> TASK BRIEF: Which lines of the entries contain the string "screenshot"? Please find them and copy them.

------------------------

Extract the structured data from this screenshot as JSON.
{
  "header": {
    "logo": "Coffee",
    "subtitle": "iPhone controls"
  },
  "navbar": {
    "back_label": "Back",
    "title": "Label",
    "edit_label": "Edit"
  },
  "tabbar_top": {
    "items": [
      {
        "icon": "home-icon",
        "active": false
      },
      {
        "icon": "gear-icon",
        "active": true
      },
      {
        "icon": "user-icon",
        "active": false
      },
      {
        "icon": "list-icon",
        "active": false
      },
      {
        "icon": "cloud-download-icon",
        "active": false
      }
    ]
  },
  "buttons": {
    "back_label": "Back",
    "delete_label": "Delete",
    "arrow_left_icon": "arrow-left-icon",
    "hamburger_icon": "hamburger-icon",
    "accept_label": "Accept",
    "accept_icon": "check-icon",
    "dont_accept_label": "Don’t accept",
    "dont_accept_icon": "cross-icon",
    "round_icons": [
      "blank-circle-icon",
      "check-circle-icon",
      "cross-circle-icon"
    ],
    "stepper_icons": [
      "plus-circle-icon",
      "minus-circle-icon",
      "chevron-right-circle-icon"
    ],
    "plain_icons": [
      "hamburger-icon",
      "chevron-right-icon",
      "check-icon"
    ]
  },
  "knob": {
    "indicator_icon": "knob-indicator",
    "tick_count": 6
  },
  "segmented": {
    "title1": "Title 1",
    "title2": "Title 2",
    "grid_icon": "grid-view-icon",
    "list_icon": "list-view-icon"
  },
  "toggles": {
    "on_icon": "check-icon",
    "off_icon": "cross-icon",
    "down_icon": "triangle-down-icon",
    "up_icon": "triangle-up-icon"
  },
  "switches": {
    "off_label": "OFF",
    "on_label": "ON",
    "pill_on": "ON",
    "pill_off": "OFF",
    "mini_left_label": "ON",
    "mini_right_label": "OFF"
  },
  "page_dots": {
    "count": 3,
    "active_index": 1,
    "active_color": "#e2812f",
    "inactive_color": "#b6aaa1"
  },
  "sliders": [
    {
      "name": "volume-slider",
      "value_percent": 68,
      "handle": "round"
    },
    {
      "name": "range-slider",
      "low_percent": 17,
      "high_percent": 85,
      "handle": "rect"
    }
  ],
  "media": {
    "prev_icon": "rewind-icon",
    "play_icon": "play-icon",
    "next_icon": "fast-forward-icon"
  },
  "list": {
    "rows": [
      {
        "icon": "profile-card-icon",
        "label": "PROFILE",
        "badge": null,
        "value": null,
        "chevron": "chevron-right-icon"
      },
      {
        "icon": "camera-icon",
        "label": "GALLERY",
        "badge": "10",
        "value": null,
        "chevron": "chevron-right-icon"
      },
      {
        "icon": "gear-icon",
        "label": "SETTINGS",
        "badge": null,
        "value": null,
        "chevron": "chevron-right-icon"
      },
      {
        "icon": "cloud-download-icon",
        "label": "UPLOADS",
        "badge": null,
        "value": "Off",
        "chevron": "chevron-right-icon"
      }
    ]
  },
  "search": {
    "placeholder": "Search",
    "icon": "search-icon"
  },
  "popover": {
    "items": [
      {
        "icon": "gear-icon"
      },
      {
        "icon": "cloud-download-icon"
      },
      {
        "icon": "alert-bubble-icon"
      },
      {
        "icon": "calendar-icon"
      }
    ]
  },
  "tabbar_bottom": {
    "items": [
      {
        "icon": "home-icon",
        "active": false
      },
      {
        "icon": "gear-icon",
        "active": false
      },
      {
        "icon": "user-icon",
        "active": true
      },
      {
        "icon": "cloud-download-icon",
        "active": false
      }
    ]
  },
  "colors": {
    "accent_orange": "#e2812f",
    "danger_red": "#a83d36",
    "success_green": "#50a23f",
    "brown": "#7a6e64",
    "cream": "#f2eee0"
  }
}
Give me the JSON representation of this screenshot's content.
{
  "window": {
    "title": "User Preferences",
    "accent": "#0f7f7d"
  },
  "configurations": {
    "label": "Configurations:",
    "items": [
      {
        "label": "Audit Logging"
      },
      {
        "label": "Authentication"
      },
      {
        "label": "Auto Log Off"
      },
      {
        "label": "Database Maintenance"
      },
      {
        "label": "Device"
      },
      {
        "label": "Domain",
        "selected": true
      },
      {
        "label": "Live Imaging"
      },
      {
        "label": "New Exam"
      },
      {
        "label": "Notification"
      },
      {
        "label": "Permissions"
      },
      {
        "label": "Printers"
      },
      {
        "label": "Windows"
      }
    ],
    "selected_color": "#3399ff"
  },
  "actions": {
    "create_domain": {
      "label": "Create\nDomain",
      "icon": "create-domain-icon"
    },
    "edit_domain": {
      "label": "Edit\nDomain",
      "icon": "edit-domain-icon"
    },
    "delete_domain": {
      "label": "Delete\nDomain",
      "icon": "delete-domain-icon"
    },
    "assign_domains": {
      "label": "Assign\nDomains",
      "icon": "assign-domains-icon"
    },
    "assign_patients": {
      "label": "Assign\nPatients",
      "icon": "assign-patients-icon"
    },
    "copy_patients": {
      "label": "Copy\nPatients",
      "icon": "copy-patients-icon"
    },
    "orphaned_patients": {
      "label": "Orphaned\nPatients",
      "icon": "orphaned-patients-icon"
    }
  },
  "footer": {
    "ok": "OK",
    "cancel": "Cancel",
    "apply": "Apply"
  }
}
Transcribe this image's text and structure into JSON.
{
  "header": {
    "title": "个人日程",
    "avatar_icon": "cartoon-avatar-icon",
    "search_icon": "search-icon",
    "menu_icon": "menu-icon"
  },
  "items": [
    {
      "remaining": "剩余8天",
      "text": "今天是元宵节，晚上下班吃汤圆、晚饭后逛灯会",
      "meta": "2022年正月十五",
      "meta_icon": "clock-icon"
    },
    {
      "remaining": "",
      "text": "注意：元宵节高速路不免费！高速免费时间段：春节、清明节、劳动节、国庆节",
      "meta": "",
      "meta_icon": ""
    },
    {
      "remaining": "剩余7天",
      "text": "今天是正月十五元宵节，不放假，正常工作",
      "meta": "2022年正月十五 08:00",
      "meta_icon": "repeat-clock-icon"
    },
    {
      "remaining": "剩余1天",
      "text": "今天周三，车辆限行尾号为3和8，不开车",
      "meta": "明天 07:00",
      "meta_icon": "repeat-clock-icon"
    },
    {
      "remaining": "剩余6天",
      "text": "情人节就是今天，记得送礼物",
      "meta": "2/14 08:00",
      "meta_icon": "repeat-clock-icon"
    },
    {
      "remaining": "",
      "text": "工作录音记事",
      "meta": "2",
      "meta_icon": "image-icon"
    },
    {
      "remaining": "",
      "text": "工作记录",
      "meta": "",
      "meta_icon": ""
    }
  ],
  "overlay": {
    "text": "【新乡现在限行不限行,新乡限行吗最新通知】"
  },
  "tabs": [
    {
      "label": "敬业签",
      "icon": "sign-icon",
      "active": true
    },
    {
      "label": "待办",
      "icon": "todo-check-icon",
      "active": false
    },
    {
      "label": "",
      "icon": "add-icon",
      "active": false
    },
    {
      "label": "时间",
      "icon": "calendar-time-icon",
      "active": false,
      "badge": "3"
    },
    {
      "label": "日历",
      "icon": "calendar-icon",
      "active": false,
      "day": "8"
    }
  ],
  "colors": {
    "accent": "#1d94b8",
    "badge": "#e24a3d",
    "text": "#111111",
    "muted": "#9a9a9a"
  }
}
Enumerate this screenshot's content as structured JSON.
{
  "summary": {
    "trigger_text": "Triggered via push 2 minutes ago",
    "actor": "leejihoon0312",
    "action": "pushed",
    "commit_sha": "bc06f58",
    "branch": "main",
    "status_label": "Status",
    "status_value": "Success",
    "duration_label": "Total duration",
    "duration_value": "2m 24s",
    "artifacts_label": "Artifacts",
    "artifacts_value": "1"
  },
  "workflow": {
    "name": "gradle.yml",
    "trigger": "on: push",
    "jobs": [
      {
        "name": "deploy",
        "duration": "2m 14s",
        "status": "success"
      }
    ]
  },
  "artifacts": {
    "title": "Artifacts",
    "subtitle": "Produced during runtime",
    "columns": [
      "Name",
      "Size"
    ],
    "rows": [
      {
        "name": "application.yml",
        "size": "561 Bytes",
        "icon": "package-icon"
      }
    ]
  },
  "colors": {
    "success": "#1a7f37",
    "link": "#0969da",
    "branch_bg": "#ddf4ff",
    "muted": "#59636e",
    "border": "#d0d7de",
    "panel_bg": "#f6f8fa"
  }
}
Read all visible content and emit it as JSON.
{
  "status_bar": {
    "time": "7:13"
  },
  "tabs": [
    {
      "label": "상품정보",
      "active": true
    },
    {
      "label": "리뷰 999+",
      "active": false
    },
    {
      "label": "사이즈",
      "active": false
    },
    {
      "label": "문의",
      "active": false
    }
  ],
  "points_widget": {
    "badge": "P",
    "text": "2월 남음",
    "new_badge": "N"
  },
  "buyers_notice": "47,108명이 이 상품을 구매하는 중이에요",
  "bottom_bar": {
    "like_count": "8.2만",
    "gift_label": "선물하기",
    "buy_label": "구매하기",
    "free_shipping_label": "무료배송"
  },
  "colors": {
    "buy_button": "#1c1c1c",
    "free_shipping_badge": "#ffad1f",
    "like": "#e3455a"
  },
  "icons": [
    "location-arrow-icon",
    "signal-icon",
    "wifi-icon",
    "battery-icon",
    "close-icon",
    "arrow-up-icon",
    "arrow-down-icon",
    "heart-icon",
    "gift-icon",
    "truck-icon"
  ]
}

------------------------

> SOLUTION TO THIS TASK:
Extract the structured data from this screenshot as JSON.
Give me the JSON representation of this screenshot's content.
Enumerate this screenshot's content as structured JSON.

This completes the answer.